This legislation is good news for the 440,000 smokers that cigarettes kill each year. And if it can clean up tobacco's environmental mess at the same time? We'll all breathe a little easier.

First, check out this vivid simulation of the ugly synergy between population growth and C02 emissions. It's called Breathing Earth and it simulates realtime births outpacing deaths as carbon dioxide emissions spew at ~1,000-tons a second.

Too bad we can't turn Breathing Earth into the default screensaver on all new computers. Maybe: from screensaver to worldsaver.

Another interesting simulation, this one published in an upcoming PNAS, describes how Earth's 1-billion-year lifespan can be more than doubled by adjusting atmospheric pressure.

[Simply put: the only reason we can't breath easily atop Mount Everest is not because there's less oxygen in the air. In fact there's the same amount of oxygen at 29,000 feet as there is as at sea level. What's different is a greatly reduced atmospheric pressure that causes oxygen molecules to be dispersed over a much greater volume of space.]

Well, about a billion years from now, believe it or not, greenhouse Earth will fail. Ever-increasing radiation from our aging sun will heat Earth to the point where atmospheric C02—the kickstarter for plants that turn inorganic sunlight into organic life—will have been pulled out of the air by weathering rocks. Oceans will evaporate. The atmosphere will burn away. All life will disappear.

But Caltech researchers propose a solution: Reduce the total pressure of the atmosphere itself by removing massive amounts of molecular nitrogen.

Nitrogen is the mostly nonreactive gas comprising 78 percent of the atmosphere. Removing a bunch of it would regulate surface temperatures and allow C02 to stay alive in the atmosphere and support life for an additional 1.3 billion years.

Strikingly, no external influence [read: intelligent life or intelligent design] is necessary to remove N. The biosphere will accomplish this task all by itself—since nitrogen is incorporated into the cells of living organisms and is sequestered with them when they die.

In fact this reduction may already be underway. Earth's atmospheric pressure may be lower now than it was earlier in the planet's history. To assess this, some researchers are examining gas bubbles formed in ancient lavas to determine past atmospheric pressure.
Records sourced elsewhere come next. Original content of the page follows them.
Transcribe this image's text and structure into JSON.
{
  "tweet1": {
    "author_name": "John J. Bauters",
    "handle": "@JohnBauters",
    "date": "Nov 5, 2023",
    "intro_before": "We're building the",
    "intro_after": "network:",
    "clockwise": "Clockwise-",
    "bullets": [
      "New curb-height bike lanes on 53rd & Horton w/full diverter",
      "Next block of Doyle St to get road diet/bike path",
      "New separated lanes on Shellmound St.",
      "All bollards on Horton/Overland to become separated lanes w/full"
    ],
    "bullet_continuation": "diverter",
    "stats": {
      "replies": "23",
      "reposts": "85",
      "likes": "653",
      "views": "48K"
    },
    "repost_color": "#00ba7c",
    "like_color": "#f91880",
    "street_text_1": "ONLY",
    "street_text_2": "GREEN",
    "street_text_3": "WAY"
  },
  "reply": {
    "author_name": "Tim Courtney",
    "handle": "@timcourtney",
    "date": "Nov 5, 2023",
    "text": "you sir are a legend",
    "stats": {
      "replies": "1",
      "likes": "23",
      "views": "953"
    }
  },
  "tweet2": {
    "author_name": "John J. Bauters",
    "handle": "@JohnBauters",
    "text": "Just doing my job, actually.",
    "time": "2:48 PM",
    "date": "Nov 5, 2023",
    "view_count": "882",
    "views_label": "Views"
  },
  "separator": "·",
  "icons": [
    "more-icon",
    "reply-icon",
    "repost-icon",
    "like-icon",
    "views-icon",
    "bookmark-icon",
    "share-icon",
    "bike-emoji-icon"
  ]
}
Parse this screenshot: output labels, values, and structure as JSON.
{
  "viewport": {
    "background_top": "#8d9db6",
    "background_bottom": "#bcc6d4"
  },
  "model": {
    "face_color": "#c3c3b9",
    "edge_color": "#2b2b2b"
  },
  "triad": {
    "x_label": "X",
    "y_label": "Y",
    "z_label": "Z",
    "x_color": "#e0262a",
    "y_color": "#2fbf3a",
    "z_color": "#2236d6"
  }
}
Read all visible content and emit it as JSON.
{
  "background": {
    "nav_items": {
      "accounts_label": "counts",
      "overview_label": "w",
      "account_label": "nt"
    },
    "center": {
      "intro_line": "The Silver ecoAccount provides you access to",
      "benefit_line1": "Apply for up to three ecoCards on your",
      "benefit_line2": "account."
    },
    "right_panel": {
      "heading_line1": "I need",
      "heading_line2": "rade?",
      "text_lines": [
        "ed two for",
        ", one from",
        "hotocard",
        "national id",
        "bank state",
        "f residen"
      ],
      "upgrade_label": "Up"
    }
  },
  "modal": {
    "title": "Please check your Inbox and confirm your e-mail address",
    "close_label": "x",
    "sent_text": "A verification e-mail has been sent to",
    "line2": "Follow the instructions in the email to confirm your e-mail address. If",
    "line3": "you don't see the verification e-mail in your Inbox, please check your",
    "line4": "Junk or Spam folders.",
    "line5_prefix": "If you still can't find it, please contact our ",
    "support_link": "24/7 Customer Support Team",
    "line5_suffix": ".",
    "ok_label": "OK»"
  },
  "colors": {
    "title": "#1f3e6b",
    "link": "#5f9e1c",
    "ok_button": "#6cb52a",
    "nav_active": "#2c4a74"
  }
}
"Law enforcement's challenge every day is to balance the civil liberties of US citizens against the need to investigate activities that might lead to criminal conduct," Joseph Persichini, Jr. of the FBI said yesterday. He was struggling to explain why, despite 88-year-old James Von Brunn's website full of hate speech, his criminal record, and numerous other warning signs, the FBI wasn't actively investigating him when he mowed down a security guard at the US Holocaust Memorial Museum on Wednesday.

But consider the case of Syed Haris Ahmed, a 24-year-old Georgia Tech student who was found guilty of conspiring to provide material support to terrorists on Wednesday. His crime bears a lot of resemblance to the stuff that Von Brunn had been getting away with for years: He wrote emails and chatted online about engaging in violence. In his case, it was jihad. (For the record, evidence against Ahmed also included amateurish "casing videos" of Washington landmarks.)

US Attorney David Nahmias openly admitted that Ahmed’s case did not involve an imminent threat or act of violence. “We will not wait to disrupt terrorism-related activity until a bomb is built and ready to explode,” he explained. “The fuse that leads to an explosion of violence may be long, but once it is lit...we will prosecute them to snuff that fuse out." Ahmed is now facing 15 years in prison. He's already spent the last three in solitary confinement at Atlanta's US Penitentiary.

It makes you wonder if law enforcement applies a different standard to different kinds of terrorists. And if they think some terrorists' civil liberties are more sacred than others'. One thing is certain: They shouldn't, because if we've learned anything in the past few weeks from James Von Brunn and Scott P. Roeder, it's that old white men can do a lot more damage than young Muslim ones.